Component data from apps and pages:
━━━━━━━━━━━━━━━━
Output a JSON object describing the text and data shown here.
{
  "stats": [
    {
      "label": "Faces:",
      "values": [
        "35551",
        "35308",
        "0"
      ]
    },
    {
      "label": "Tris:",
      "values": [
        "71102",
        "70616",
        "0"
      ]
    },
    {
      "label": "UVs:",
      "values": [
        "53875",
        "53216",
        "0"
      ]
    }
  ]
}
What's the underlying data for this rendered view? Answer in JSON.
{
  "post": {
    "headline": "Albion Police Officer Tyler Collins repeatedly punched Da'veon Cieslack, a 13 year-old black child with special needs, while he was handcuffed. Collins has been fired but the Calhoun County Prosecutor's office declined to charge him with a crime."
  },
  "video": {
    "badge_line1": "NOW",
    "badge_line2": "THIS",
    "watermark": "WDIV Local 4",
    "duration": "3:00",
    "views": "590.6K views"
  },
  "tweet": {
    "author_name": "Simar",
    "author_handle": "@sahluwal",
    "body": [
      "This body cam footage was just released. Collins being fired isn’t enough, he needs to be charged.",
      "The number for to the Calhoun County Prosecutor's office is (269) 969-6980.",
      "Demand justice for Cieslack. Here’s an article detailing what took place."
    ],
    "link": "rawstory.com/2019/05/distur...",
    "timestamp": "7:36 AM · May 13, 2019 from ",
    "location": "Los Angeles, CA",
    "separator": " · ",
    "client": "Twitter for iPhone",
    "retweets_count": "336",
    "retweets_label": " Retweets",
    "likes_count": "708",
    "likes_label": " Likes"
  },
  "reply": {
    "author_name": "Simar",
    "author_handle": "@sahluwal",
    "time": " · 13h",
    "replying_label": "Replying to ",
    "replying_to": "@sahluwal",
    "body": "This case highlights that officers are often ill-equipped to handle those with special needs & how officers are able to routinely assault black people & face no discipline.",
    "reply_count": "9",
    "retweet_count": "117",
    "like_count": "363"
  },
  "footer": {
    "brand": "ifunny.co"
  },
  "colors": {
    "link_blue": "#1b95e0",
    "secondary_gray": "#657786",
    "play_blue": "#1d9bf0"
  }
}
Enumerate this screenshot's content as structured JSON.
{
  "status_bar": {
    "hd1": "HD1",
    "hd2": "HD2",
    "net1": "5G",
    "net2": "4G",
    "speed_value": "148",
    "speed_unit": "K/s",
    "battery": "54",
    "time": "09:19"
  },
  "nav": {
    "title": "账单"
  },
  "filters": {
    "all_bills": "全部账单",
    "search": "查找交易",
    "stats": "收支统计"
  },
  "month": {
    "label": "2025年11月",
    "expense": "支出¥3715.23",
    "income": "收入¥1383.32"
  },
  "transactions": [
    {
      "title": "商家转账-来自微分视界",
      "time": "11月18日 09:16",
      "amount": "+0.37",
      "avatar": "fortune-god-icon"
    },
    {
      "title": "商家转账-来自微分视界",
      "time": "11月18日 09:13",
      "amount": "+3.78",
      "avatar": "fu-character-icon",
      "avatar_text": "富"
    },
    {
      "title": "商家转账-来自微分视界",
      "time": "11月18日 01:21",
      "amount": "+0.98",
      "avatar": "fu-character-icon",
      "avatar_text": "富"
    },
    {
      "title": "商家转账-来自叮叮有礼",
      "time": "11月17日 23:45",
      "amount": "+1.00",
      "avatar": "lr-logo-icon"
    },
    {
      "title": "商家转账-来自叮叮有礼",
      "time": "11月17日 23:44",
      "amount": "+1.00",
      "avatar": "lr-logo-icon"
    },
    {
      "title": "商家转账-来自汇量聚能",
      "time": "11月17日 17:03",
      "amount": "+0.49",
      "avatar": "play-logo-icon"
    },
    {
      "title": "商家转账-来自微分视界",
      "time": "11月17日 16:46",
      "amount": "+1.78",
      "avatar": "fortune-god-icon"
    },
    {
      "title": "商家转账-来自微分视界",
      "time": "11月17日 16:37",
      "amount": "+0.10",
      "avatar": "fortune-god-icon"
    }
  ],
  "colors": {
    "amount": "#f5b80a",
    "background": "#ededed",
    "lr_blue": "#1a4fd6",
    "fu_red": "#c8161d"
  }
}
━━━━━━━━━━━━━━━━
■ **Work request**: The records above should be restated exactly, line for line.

■ **Reply to the exercise**:
Output a JSON object describing the text and data shown here.
{
  "stats": [
    {
      "label": "Faces:",
      "values": [
        "35551",
        "35308",
        "0"
      ]
    },
    {
      "label": "Tris:",
      "values": [
        "71102",
        "70616",
        "0"
      ]
    },
    {
      "label": "UVs:",
      "values": [
        "53875",
        "53216",
        "0"
      ]
    }
  ]
}
What's the underlying data for this rendered view? Answer in JSON.
{
  "post": {
    "headline": "Albion Police Officer Tyler Collins repeatedly punched Da'veon Cieslack, a 13 year-old black child with special needs, while he was handcuffed. Collins has been fired but the Calhoun County Prosecutor's office declined to charge him with a crime."
  },
  "video": {
    "badge_line1": "NOW",
    "badge_line2": "THIS",
    "watermark": "WDIV Local 4",
    "duration": "3:00",
    "views": "590.6K views"
  },
  "tweet": {
    "author_name": "Simar",
    "author_handle": "@sahluwal",
    "body": [
      "This body cam footage was just released. Collins being fired isn’t enough, he needs to be charged.",
      "The number for to the Calhoun County Prosecutor's office is (269) 969-6980.",
      "Demand justice for Cieslack. Here’s an article detailing what took place."
    ],
    "link": "rawstory.com/2019/05/distur...",
    "timestamp": "7:36 AM · May 13, 2019 from ",
    "location": "Los Angeles, CA",
    "separator": " · ",
    "client": "Twitter for iPhone",
    "retweets_count": "336",
    "retweets_label": " Retweets",
    "likes_count": "708",
    "likes_label": " Likes"
  },
  "reply": {
    "author_name": "Simar",
    "author_handle": "@sahluwal",
    "time": " · 13h",
    "replying_label": "Replying to ",
    "replying_to": "@sahluwal",
    "body": "This case highlights that officers are often ill-equipped to handle those with special needs & how officers are able to routinely assault black people & face no discipline.",
    "reply_count": "9",
    "retweet_count": "117",
    "like_count": "363"
  },
  "footer": {
    "brand": "ifunny.co"
  },
  "colors": {
    "link_blue": "#1b95e0",
    "secondary_gray": "#657786",
    "play_blue": "#1d9bf0"
  }
}
Enumerate this screenshot's content as structured JSON.
{
  "status_bar": {
    "hd1": "HD1",
    "hd2": "HD2",
    "net1": "5G",
    "net2": "4G",
    "speed_value": "148",
    "speed_unit": "K/s",
    "battery": "54",
    "time": "09:19"
  },
  "nav": {
    "title": "账单"
  },
  "filters": {
    "all_bills": "全部账单",
    "search": "查找交易",
    "stats": "收支统计"
  },
  "month": {
    "label": "2025年11月",
    "expense": "支出¥3715.23",
    "income": "收入¥1383.32"
  },
  "transactions": [
    {
      "title": "商家转账-来自微分视界",
      "time": "11月18日 09:16",
      "amount": "+0.37",
      "avatar": "fortune-god-icon"
    },
    {
      "title": "商家转账-来自微分视界",
      "time": "11月18日 09:13",
      "amount": "+3.78",
      "avatar": "fu-character-icon",
      "avatar_text": "富"
    },
    {
      "title": "商家转账-来自微分视界",
      "time": "11月18日 01:21",
      "amount": "+0.98",
      "avatar": "fu-character-icon",
      "avatar_text": "富"
    },
    {
      "title": "商家转账-来自叮叮有礼",
      "time": "11月17日 23:45",
      "amount": "+1.00",
      "avatar": "lr-logo-icon"
    },
    {
      "title": "商家转账-来自叮叮有礼",
      "time": "11月17日 23:44",
      "amount": "+1.00",
      "avatar": "lr-logo-icon"
    },
    {
      "title": "商家转账-来自汇量聚能",
      "time": "11月17日 17:03",
      "amount": "+0.49",
      "avatar": "play-logo-icon"
    },
    {
      "title": "商家转账-来自微分视界",
      "time": "11月17日 16:46",
      "amount": "+1.78",
      "avatar": "fortune-god-icon"
    },
    {
      "title": "商家转账-来自微分视界",
      "time": "11月17日 16:37",
      "amount": "+0.10",
      "avatar": "fortune-god-icon"
    }
  ],
  "colors": {
    "amount": "#f5b80a",
    "background": "#ededed",
    "lr_blue": "#1a4fd6",
    "fu_red": "#c8161d"
  }
}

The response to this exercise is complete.